home+office+on+back+deck.jpg

Marissa Mayer’s pronunciamento banning home-based work at Yahoo reflects a great dilemma facing companies and our country over the coming decade. Forget for a minute the amazing hubris of a rich, glamorous CEO, with a nursery specially built next to her office, ordering less well-compensated parents to trudge back to the office, leaving their less important offspring in daycare or in the hands of nannies.  read more »

Postmodernity: Will Another Bite from the Apple Help?

steve-jobs.jpg

The visionary evangelical zeal of Steve Jobs lured me from my   cozy philosophical pursuits at Barry University in south Florida to the frenetic gyrations of 1980s Silicon Valley.  read more »

Subjects:

U.S. Could be Courting Trouble in Europe

Europe+-+NASA+view+iStock_000005884810XSmall.jpg

One of the most fascinating aspects of Barack Obama's presidency stems not so much from his racial background, but his status as America's first clearly post-European, anti-colonialist leader. Yet, after announcing his historic "pivot" to vibrant Asia, the president, the son of an anti-British Kenyan activist, recently announced as his latest foreign policy initiative an economic alliance with, of all places, a declining, and increasingly decadent, Europe.  read more »

Commuting in Australia

cox-autralia-commute.JPG

Data from the 2011 censuses indicates that mass transit is gaining market share in all of but one of Australia's major metropolitan areas. The greatest increase as in Perth, at 21% , aided by the new Mandurah rail line to the southern urban fringe. On average, mass transit's market share increased by 10.8% in the five metropolitan areas with more than 1 million population. This increase seems likely to be in response to both mass transit service improvements (such as in Perth) and higher petrol (gasoline) prices.  read more »

California is in for a World of Hurt

california-beach.jpg

California’s political class, led by Governor Brown, has been patting itself on the back for solving California’s problems. This celebration is ludicrous.  What they’ve done amounts to a mere slowing down in a long-term political, fiscal, and demographic decline.   read more »

What Killed Downtown?

what-killed-downtown-small.jpg

What Killed Downtown?: Norristown, Pennsylvania, from Main Street to the Malls
by Michael E. Tolle

For those of us who have grown dyspeptic on the over-indulged topic of the collapse of the American city center, Michael Tolle’s What Killed Downtown? Norristown, Pennsylvania, from Main Street to the Malls earns much of its anodyne appeal by straying from a commonly accepted convention in urban studies—that an analysis of the socioeconomic decline of a community should draw heavily upon socioeconomic variables. Isn’t there another way to get the point across?
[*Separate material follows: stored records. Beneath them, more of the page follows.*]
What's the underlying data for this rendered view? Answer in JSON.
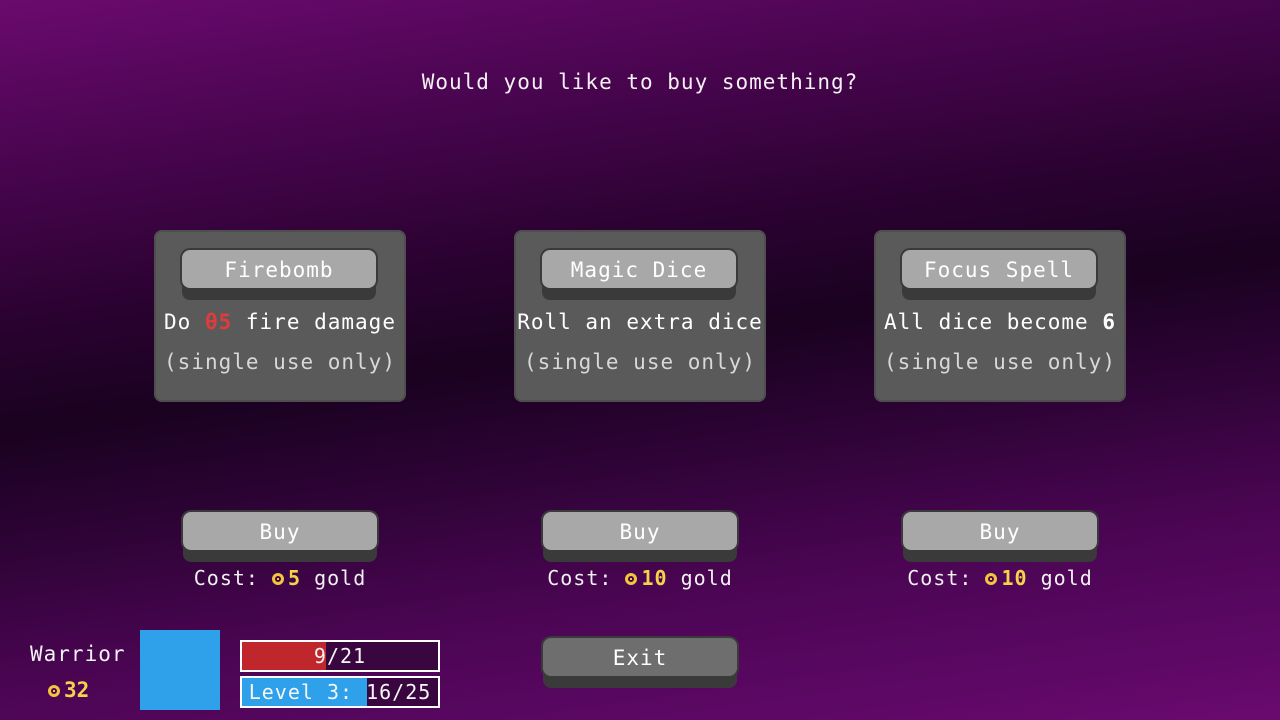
{
  "shop": {
    "title": "Would you like to buy something?"
  },
  "items": [
    {
      "name": "Firebomb",
      "desc_pre": "Do ",
      "desc_value": "θ5",
      "desc_post": " fire damage",
      "note": "(single use only)",
      "buy_label": "Buy",
      "cost_label": "Cost: ",
      "cost_value": "5",
      "cost_unit": " gold"
    },
    {
      "name": "Magic Dice",
      "desc": "Roll an extra dice",
      "note": "(single use only)",
      "buy_label": "Buy",
      "cost_label": "Cost: ",
      "cost_value": "10",
      "cost_unit": " gold"
    },
    {
      "name": "Focus Spell",
      "desc_pre": "All dice become ",
      "desc_value": "6",
      "note": "(single use only)",
      "buy_label": "Buy",
      "cost_label": "Cost: ",
      "cost_value": "10",
      "cost_unit": " gold"
    }
  ],
  "exit_label": "Exit",
  "player": {
    "class_name": "Warrior",
    "gold": "32",
    "health_text": "9/21",
    "health_fraction": 0.43,
    "level_text": "Level 3: 16/25",
    "xp_fraction": 0.64
  },
  "colors": {
    "health": "#c0272d",
    "xp": "#2fa0ea",
    "gold": "#f6d24a",
    "damage": "#e23b3b",
    "portrait": "#2fa0ea"
  },
  "icons": {
    "gold": "gold-coin-icon",
    "damage": "damage-icon"
  }
}
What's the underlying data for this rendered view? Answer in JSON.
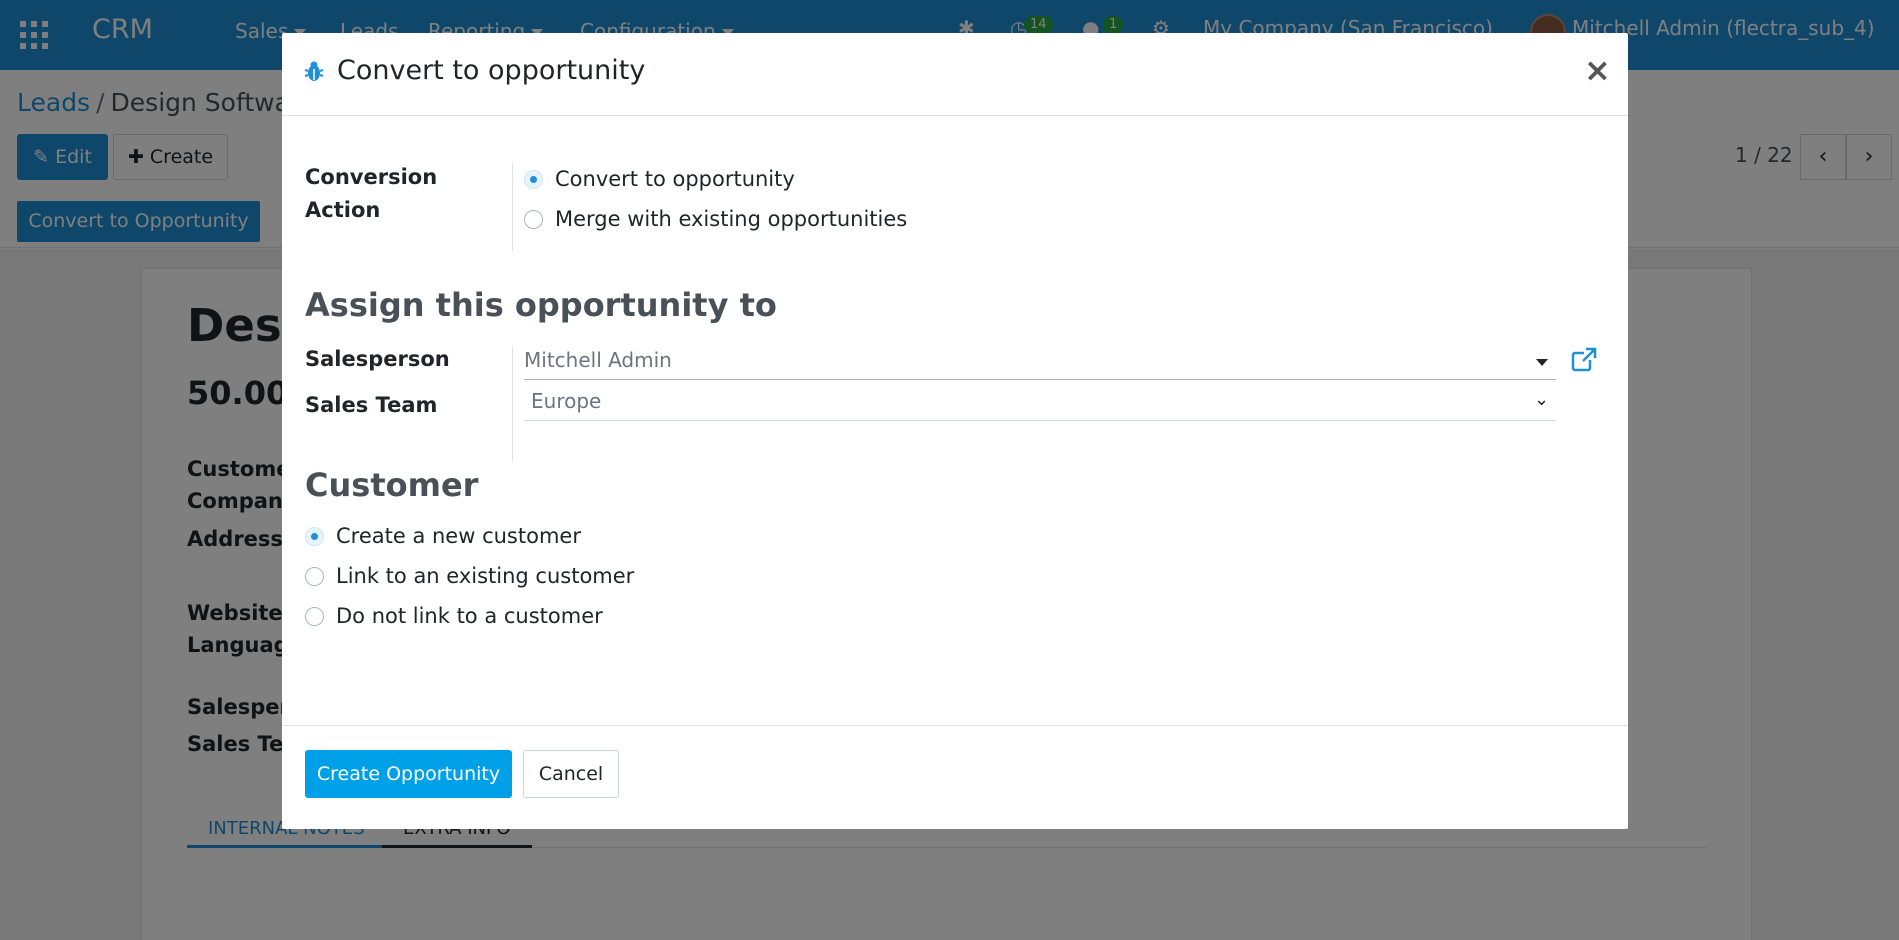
{
  "navbar": {
    "brand": "CRM",
    "menu": [
      "Sales",
      "Leads",
      "Reporting",
      "Configuration"
    ],
    "activity_count": "14",
    "message_count": "1",
    "company": "My Company (San Francisco)",
    "user": "Mitchell Admin (flectra_sub_4)"
  },
  "breadcrumb": {
    "parent": "Leads",
    "current": "Design Software"
  },
  "toolbar": {
    "edit_label": "Edit",
    "create_label": "Create",
    "pager": "1 / 22"
  },
  "statusbar": {
    "convert_label": "Convert to Opportunity"
  },
  "record": {
    "title": "Design Software",
    "amount": "50.00",
    "labels": [
      "Customer",
      "Company",
      "Address",
      "Website",
      "Language",
      "Salesperson",
      "Sales Team"
    ],
    "tabs": [
      "INTERNAL NOTES",
      "EXTRA INFO"
    ]
  },
  "modal": {
    "title": "Convert to opportunity",
    "close_symbol": "×",
    "conversion_action": {
      "label": "Conversion Action",
      "options": [
        {
          "label": "Convert to opportunity",
          "checked": true
        },
        {
          "label": "Merge with existing opportunities",
          "checked": false
        }
      ]
    },
    "assign": {
      "heading": "Assign this opportunity to",
      "salesperson_label": "Salesperson",
      "salesperson_value": "Mitchell Admin",
      "sales_team_label": "Sales Team",
      "sales_team_value": "Europe"
    },
    "customer": {
      "heading": "Customer",
      "options": [
        {
          "label": "Create a new customer",
          "checked": true
        },
        {
          "label": "Link to an existing customer",
          "checked": false
        },
        {
          "label": "Do not link to a customer",
          "checked": false
        }
      ]
    },
    "footer": {
      "primary_label": "Create Opportunity",
      "cancel_label": "Cancel"
    }
  },
  "colors": {
    "primary": "#1f8fd6",
    "button_primary": "#00a0e9",
    "backdrop": "rgba(0,0,0,0.5)"
  }
}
And more importantly, aren’t there other contributing factors?  read more »

Richard Florida Concedes the Limits of the Creative Class

bigstock-Seattle--Oct-----1044998.jpg

Among the most pervasive, and arguably pernicious, notions of the past decade has been that the “creative class” of the skilled, educated and hip would remake and revive American cities. The idea, packaged and peddled by consultant Richard Florida, had been that unlike spending public money to court Wall Street fat cats, corporate executives or other traditional elites, paying to appeal to the creative would truly trickle down, generating a widespread urban revival.  read more »

America's Fastest- and Slowest-Growing Cities

Downtown-Raleigh-from-Western-Boulevard-Overpass-20081012.jpeg

Since the housing crash of 2007, the decline of the Sun Belt and dispersed, low-density cities has been trumpeted by the national media and by pundits who believe America’s future lies in compact, crowded, mostly coastal and northern, cities.  read more »